A professional kidnapper, his imaginary girlfriend and a trio of friends who have just lost their home, are subcontracted to kidnap the son of an important politician. The seemingly simple task is however complicated by the victim’s cunning and by the unorthodox methods of the coldblooded police investigator Brammo. All of it in a satirical criminal comedy, which has become a huge hit, even without the participation of movie stars.
Trailer of Soodhu kavvum with English subtitles.
2013 – 138 min – comedy
Directed by: Nalan Kumarasamy
Cast: Vijay Sethupathi, Sanchita Shetty
Subtitles: Czech, English
Tamil’s Kollywood, as well as other popular cinema schools in the Dravidian part of India, is far less subject to globalization when compared to Bollywood, it produces above all extravagant masala films, which combine traditional Indian storytelling with extremely affected acting and a style rather belonging to clips. It is no surprise then that scenes from South Indian films appear as very curious to Western viewers and they often spread virally over the internet (where uninitiated users usually confuse them with Bollywood productions).
The problematic aspect of South Indian films is actually their tendency to follow the same pattern – filmmakers repeat successful methods over and over, as long as the audience can take them. It is therefore no wonder that once in a while, an inconspicuous, low-budget film, whose main asset is originality, finds its way among mainstream blockbusters. And Soodhu Kavvum undoubtedly is such a film.
This directorial and screenwriting debut by Nalan Kumarasamy, who made do with a budget of 20 million rupees (nearly 7 million Czech crowns) and a group of lesser-known actors, doesn’t follow the pattern of conventional Tamil films, which focus on pleasing the spectator with ferociously edited musical sequences and over-realistic action scenes. On the contrary it sets the film on a thought-through story with a few crucial twists. The filmmakers actually openly make fun of conventions and Kollywood blockbuster clichés: song scenes take the form of short psychedelic scenes and the usual archetype Tamil action hero – a policeman with almost superhuman abilities – is the main antagonist. But the funniest is how Soodhu Kavvum digs into the tendency of Indian filmmakers to include at all costs a romantic side story, which is often not really elaborated: the main character is in love with a woman who exists only in his fertile imagination, and who simply disappears from the story at some point. Of course under somewhat bizarre circumstances.
The at first glance inconspicuous film eventually scored mainly with middle-class audiences in multiplexes, it made a profit almost thirty times its budget and ranked among the most successful Tamil films of the year. It even earned great praise from the critics, no wonder then that several remakes into various Indian languages are currently being planned. The Bollywood remake should be made by hitmaker Rohit Shetty, author of blockbusters Singham (2011) or Chennai Express (2013), which both greatly derived from the poetry so typical for South Indian movies.
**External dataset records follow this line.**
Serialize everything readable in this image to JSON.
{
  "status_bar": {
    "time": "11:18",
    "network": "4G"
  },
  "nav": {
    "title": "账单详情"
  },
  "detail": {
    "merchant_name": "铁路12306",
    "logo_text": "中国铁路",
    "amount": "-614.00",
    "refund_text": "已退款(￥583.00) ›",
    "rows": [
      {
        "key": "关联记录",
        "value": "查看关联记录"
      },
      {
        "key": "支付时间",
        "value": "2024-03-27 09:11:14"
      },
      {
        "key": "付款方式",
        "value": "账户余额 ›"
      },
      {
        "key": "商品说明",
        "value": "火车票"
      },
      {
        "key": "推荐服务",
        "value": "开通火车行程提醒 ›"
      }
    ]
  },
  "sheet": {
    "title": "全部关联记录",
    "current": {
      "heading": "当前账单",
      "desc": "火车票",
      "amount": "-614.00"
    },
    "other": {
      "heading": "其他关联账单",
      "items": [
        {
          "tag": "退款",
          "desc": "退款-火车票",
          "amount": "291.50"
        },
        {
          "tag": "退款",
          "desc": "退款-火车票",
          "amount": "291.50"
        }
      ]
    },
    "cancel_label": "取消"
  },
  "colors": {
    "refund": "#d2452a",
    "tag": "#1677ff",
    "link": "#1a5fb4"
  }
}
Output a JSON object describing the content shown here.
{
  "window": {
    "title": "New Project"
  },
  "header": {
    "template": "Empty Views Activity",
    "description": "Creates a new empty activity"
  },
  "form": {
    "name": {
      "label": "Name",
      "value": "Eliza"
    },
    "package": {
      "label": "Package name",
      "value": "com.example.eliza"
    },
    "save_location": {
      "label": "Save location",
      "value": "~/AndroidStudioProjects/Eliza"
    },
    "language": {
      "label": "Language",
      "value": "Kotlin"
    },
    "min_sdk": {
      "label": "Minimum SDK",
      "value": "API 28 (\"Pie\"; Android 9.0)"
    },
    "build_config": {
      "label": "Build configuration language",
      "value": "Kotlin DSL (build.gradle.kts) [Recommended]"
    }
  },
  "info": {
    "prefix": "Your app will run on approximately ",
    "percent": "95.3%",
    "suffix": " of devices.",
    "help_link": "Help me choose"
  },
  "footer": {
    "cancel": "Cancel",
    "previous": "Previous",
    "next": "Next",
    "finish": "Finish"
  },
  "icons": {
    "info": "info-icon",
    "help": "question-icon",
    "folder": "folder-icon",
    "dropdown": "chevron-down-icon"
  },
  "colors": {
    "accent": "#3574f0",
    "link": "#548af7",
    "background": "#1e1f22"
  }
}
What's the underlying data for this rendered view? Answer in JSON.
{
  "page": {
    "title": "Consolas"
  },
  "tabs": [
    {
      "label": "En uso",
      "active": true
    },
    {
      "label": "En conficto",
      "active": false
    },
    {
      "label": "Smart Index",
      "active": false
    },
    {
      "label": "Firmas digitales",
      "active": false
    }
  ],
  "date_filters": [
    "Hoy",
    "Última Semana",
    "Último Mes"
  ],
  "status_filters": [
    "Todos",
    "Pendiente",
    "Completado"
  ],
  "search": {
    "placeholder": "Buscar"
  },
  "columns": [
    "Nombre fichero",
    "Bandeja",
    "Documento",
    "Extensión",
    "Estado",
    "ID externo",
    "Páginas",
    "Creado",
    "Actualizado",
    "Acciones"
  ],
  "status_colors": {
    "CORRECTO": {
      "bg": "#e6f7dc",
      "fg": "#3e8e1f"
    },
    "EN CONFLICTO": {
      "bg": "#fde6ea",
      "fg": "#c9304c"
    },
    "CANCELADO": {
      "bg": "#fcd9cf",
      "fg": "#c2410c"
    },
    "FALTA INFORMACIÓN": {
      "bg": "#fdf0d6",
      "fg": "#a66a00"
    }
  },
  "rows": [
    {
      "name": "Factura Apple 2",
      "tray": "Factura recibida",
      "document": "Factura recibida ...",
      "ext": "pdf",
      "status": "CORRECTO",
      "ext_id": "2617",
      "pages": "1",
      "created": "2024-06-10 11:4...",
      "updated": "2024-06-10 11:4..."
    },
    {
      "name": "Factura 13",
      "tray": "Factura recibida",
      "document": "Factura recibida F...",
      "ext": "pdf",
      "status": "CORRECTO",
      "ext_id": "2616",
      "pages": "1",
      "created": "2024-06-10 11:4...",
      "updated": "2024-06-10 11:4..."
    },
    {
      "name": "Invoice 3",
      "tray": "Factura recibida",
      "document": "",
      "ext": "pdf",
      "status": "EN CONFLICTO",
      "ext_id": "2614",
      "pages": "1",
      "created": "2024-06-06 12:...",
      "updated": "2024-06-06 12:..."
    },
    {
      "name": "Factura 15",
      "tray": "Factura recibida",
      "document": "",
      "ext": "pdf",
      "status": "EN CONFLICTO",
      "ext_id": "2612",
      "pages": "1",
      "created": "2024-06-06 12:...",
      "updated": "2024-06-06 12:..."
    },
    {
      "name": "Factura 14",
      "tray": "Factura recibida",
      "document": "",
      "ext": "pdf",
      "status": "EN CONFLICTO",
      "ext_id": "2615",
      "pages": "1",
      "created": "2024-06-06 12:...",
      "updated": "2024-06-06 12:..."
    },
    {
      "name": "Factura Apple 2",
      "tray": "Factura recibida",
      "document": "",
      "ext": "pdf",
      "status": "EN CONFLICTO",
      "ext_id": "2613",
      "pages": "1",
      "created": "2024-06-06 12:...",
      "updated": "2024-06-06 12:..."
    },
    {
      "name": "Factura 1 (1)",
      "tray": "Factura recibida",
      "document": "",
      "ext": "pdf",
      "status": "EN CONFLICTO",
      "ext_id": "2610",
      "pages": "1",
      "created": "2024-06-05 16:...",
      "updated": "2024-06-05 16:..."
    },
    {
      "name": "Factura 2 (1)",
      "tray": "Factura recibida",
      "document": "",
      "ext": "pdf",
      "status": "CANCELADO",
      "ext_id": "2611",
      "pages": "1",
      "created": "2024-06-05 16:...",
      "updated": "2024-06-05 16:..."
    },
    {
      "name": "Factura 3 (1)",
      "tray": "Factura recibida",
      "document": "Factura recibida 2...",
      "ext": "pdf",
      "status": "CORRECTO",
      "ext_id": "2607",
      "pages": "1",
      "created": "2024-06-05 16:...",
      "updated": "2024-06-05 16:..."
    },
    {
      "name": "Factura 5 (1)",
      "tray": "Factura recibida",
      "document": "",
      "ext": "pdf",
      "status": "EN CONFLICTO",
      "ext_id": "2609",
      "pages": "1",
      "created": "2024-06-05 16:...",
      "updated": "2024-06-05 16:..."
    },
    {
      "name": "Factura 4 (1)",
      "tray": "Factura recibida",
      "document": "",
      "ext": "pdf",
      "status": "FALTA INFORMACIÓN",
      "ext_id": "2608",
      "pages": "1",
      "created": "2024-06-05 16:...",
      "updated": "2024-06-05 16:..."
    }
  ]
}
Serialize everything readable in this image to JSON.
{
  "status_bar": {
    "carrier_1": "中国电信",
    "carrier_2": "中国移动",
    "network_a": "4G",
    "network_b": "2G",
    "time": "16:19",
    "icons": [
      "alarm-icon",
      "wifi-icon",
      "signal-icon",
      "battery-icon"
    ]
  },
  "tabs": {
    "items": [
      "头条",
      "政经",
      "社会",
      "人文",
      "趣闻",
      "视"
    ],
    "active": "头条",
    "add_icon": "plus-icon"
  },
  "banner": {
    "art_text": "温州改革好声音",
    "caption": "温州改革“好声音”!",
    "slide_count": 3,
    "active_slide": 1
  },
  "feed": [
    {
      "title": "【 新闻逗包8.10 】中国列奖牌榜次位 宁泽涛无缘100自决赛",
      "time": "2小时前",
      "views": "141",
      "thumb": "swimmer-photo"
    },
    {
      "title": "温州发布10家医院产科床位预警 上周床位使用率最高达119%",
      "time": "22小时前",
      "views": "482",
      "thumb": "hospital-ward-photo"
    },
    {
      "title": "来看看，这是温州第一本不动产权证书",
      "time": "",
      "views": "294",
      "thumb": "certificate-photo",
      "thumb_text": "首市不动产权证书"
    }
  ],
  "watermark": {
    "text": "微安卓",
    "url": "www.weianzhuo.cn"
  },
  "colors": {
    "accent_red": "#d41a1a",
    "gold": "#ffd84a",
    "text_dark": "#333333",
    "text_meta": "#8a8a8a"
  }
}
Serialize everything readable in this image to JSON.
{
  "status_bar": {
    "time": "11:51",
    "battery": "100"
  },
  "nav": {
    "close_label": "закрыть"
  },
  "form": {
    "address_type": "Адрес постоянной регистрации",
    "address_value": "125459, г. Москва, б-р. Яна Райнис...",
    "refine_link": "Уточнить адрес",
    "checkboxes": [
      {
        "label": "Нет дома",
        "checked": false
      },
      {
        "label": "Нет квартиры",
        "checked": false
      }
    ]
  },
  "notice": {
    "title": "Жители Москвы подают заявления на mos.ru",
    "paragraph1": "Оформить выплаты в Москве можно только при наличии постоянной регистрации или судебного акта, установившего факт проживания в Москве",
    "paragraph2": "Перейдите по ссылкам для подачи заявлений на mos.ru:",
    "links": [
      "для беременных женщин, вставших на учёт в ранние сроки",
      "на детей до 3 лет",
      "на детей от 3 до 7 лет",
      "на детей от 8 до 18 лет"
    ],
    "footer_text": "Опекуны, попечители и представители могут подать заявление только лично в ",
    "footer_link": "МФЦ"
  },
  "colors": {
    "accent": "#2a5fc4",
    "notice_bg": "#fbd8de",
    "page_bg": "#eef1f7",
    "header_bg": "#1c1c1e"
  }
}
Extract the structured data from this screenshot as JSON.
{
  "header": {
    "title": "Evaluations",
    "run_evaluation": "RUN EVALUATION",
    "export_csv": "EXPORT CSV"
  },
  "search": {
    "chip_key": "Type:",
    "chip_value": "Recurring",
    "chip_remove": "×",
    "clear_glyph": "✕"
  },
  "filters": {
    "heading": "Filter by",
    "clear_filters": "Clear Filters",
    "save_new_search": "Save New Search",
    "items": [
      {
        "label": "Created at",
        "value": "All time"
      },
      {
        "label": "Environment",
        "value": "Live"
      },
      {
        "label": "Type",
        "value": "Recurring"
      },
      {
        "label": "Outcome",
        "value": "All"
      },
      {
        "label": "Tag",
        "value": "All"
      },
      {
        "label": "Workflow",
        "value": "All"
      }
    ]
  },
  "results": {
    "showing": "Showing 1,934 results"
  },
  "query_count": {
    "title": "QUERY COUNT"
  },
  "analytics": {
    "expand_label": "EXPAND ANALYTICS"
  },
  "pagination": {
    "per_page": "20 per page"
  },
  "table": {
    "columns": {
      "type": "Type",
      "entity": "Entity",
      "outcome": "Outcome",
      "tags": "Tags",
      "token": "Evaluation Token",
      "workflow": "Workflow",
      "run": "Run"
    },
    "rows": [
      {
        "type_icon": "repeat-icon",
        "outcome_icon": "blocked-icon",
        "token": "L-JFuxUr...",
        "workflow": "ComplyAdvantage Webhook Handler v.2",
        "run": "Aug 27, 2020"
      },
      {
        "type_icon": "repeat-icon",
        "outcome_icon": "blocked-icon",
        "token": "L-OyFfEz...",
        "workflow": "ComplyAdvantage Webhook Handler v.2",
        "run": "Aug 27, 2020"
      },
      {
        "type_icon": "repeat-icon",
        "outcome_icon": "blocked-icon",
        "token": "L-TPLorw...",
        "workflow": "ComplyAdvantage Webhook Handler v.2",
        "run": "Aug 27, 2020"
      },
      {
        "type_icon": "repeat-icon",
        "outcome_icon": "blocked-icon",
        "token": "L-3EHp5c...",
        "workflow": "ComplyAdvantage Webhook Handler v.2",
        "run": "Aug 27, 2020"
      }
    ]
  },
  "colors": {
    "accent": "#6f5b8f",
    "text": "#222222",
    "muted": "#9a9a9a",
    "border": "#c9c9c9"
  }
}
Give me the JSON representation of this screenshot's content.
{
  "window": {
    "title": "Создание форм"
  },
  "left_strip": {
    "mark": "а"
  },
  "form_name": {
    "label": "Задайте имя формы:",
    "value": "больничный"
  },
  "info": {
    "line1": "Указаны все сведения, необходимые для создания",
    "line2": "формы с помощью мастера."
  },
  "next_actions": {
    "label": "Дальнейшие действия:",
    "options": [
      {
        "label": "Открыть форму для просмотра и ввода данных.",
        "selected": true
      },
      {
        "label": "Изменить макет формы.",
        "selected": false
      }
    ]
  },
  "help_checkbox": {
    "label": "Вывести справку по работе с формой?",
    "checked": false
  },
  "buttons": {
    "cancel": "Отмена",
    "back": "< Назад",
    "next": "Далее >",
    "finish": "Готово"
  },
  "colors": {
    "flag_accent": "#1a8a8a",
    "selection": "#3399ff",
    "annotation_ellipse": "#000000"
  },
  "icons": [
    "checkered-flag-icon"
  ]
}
Author: Miroslav Libicher
Not long ago, Nalan Kumarasamy’s career was headed into quite a different direction – event management and real estate – but then he heard about a TV show designed to identify the hidden talents of new age Tamil directors. He went on to make 8 short films during the show, which he won with Nenjukku Neethi, his entry for the final round. Soodhu Kavvum is his first feature film.